Towards the empowered commuter: Exploring information behavior in informal public transport users in Uganda and South Africa

Project leader: Christo Venter
Centre for Transport Development, University of Pretoria, South Africa


  • Ina Fourie, Department of Information Science, University of Pretoria, Private Bag X20, Hatfield Pretoria, South Africa
  • Paul I. MUKWAYA Department of Geography, Geo‐informatics and Climatic Sciences Makerere University, Kampala, Uganda
  • Chantal Lailvaux, Head of Research, Whereismytransport. 186 Rigel Avenue, Waterkoof Ridge, Pretoria, South Africa
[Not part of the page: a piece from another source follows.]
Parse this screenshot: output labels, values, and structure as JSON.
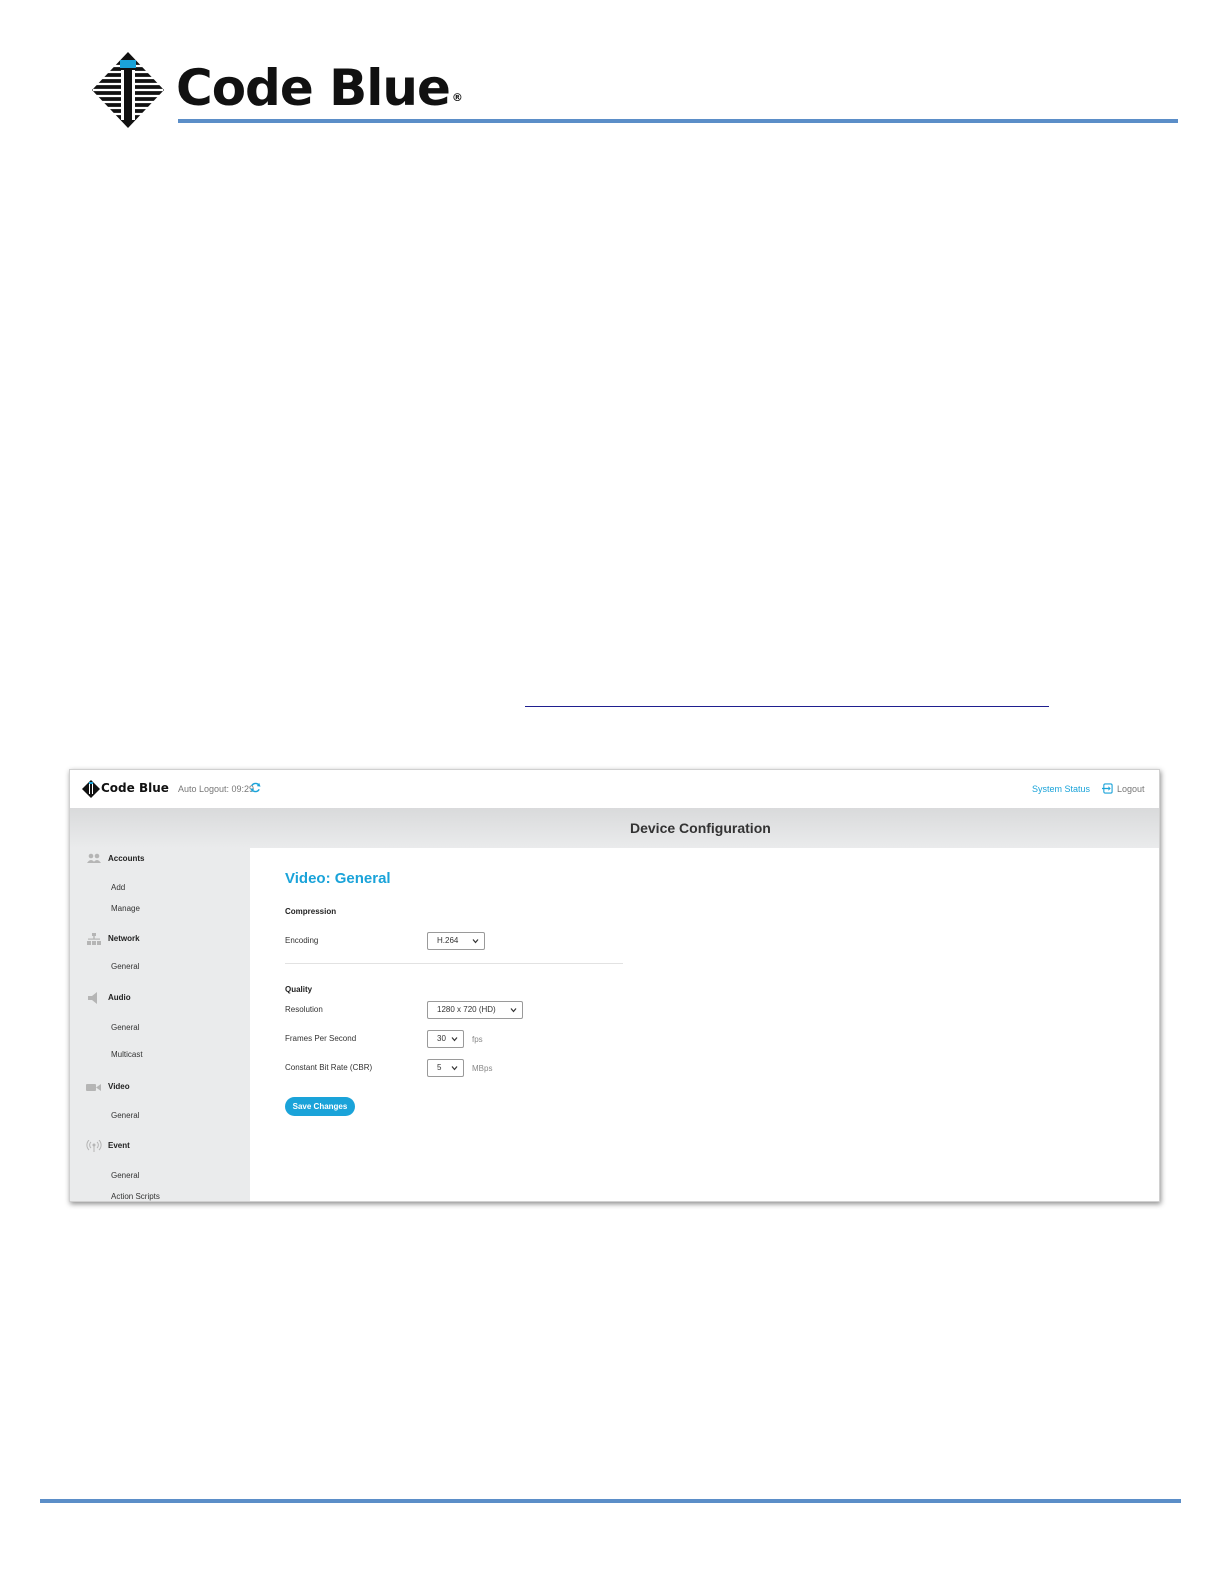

This project aims at exploring information behaviour, information practices and information needs amongst current users of informal public transport services in two major African cities, namely Tshwane (South Africa), and Kampala (Uganda). It responds to, on one hand, a rapidly evolving ICT industry that is investing in the collection, collating, value‐adding, and dissemination of transport information to users in many cities; and, on the other hand, a dearth of knowledge on the types and formats of transport information that users actually need, and how it affects their mobility behaviour. The ultimate goal is to contribute towards nurturing more empowered, well‐informed public transport users by supporting both governments and ICT providers to use information more effectively in the provision of sustainable transport in Sub‐Saharan Africa. We adopt a mixed‐methods approach to examine both quantitatively and qualitatively how information behaviour interfaces with mobility behaviour. The method includes the use of an innovative smart phone app to track mobility behaviour of minibus‐taxi and motorcycle taxi passengers across multiple days in Tshwane and Kampala. This is followed by qualitative individual interviews to explore information seeking strategies, types of information sought, frequency and qualities of information sought, and strategies for identifying and securing such information. The project is explicitly cross‐disciplinary, integrating across fields of transportation planning and information science (and more specifically the sub‐field of information behaviour) – fields that have not intersected much as yet. This is expected to deliver new perspectives of both a theoretical and practical nature. Outcomes will be shared with core players in the public transport and information space to help set the stage for future work on the co‐design of information products.